• You can use Parikh's theorem to prove that this language is not context-free (but it isn't the most direct way unless you already know Parikh's theorem). – Gilles 'SO- stop being evil' Oct 15 '13 at 23:43

Gilles suggests a sophisticated method for solving this exercise, which is also the "proper" method; we will say more about it below. But let's start with applying the pumping lemma. The pumping lemma states that if $L$ is context-free then there exists some integer $n$ such that all words $w \in L$ of length at least $n$ can be written in the form $w = uvxyz$ with $|vxy| \leq n$ and $|vy| > 0$ (i.e. not both $v,y$ are empty), such that $uv^ixy^iz \in L$ for all $i \geq 0$.

Let's see what this means in your case. Suppose $L$ were context-free, and let $n$ be the integer given by the pumping lemma. Take some $m$ satisfying $m^3 \geq n$. Since $0^{m^3} \in L$ and the word has length at least $n$, we can write $0^{m^3} = uvxyz$ such that $|vy| > 0$ and $|vxy| \leq n$, and furthermore $uv^ixy^iz \in L$ for all $i \geq 0$. So $vy = 0^t$ for some $1 \leq t \leq n$, and for all $i \geq 0$, $0^{m^3-t+it} \in L$, that is, for all $i \geq 0$, $m^3 + (i-1) t$ is a cube. Your mission is to somehow reach a contradiction from this data.

Now for Gilles' proof. We can consider the language $L$ over the unary alphabet $\Sigma = \{0\}$. Parikh's theorem states that $L$ is context-free iff it is regular. The proof is not difficult: if $L$ is regular then it is context-free, and in the other direction you take a grammar for $L$ and massage it into an equivalent right-regular grammar; the idea is that $xy = yx$ if $x,y \in 0^*$.

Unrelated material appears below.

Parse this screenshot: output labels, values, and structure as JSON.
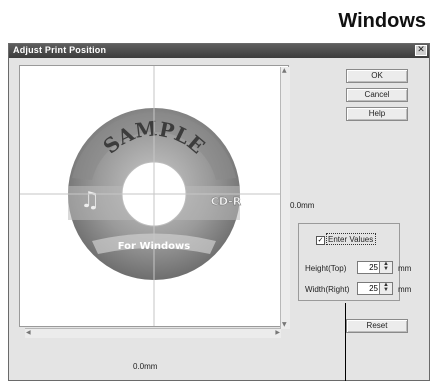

The next step is to find a criterion for when a language $L_A = \{ 0^n : n \in A \}$ is regular. By considering a DFA for $L_A$, it is not hard to show that $L_A$ is regular iff $A$ is eventually periodic, that is, for some $a \geq 0$ and $b \geq 1$ it is the case that $x \in A$ iff $x + b \in A$ for $x \geq a$. This is not the case for the set of cubes, since the gap between adjacent cubes tends to infinity. We conclude that $L$ isn't regular nor context-free.

• Hey, I was wondering where the $-t$ came from in $0^{m3−t+it}$. – Andrew Reynolds Mar 26 '14 at 5:17
• Hint: When $i = 1$, we should be getting $0^{m^3}$. – Yuval Filmus Mar 26 '14 at 14:03